April 27, 2019
April 27, 2019
Liam has a new buddy. Aubrey’s foal arrived Monday, April 22, sometime between 10:30 and 11:00 a.m. I was riding Willis in the fields behind the barns and paddocks when I saw a long-legged tiny horse standing next to a huge bay mare in the paddock next to last year’s colt and filly. On the other side of the shelter stood another mare with a foal, so there were now two foals. Wayne was working in the paddock repairing the roof that was blown off the week before and kept glancing over toward Aubrey’s enclosure, watching. Stacie came out later and said, “Wayne, there’s a baby!” Aubrey had done it all by herself, experienced mother that she is. So much for Stacie’s sleepless nights.

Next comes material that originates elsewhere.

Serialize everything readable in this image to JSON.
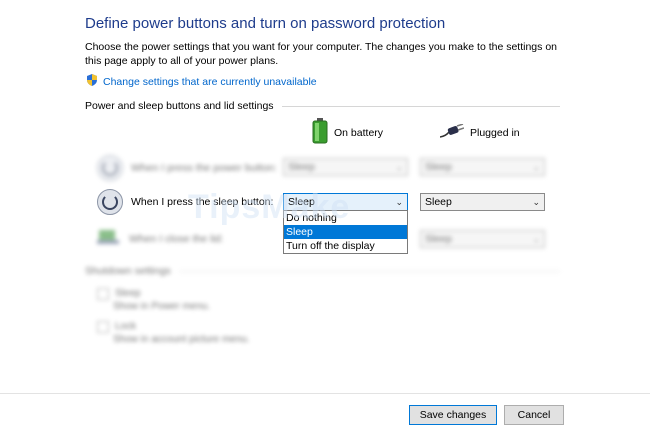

Unnamed as yet, the little colt is bay with white stockings on his left front and back legs. His legs are a faded brown with a tinge of gray and he has a white blaze down the center of his nose. Another handsome fellow. Charlotte and I visited the two mares and foals yesterday in their enclosure while Curtis and some others worked on the roof. There was some question about how the two mares and foals would get along, but the four seem to be doing just fine together and the two little guys can play together and learn how to live in a herd.

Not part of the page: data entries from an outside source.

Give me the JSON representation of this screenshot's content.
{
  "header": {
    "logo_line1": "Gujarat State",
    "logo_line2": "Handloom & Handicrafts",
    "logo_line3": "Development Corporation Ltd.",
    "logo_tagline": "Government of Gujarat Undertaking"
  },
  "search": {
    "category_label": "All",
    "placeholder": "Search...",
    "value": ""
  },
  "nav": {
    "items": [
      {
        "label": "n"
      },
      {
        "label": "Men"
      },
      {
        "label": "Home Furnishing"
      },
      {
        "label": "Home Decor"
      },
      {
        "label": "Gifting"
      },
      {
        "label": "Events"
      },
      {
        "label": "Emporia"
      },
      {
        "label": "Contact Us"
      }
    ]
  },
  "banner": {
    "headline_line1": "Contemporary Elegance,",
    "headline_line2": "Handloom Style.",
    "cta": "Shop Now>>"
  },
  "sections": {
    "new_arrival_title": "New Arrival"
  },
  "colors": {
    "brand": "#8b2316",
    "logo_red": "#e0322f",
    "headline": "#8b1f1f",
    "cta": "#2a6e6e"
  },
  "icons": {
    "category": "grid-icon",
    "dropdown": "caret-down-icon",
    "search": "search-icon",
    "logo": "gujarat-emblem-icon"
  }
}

This is not Aubrey’s first foal. She strolls up to Charlotte and me, her foal following her. Aubrey enjoys being petted and her baby is quite friendly. He nuzzles my hand and bites my shirt. Aubrey almost pushes him aside to get more attention. He has matted grey whiskers on his chin which make him look quite cute. At first it looked like he had gotten into something fuzzy.
Miss Mae watches us while munching on their bale of hay while Liam lies in the sun beside her. After watching Charlotte and me with Aubrey and her colt, Miss Mae walks up to us, Liam close behind. They are not so sure of us and sniff our outstretched hands before allowing us to stroke them. In minutes we are deemed safe and allowed to stroke Liam’s soft coat and give scratches. Aubrey and her little one are already grooming each other.
Last year’s filly and colt hang their heads over the fence or poke their noses through the bars, eager to grab some attention. The black filly has been handled a lot due to her rough beginning, but both seem very friendly and like attention. It’s a special thing to see a foal only a few hours old. I stand in awe watching Aubrey’s foal try out his new legs, walking as if on stilts, his fur damp and matted from his mother’s tongue. We don’t get many gifts like this in life.
– Christine Baleshta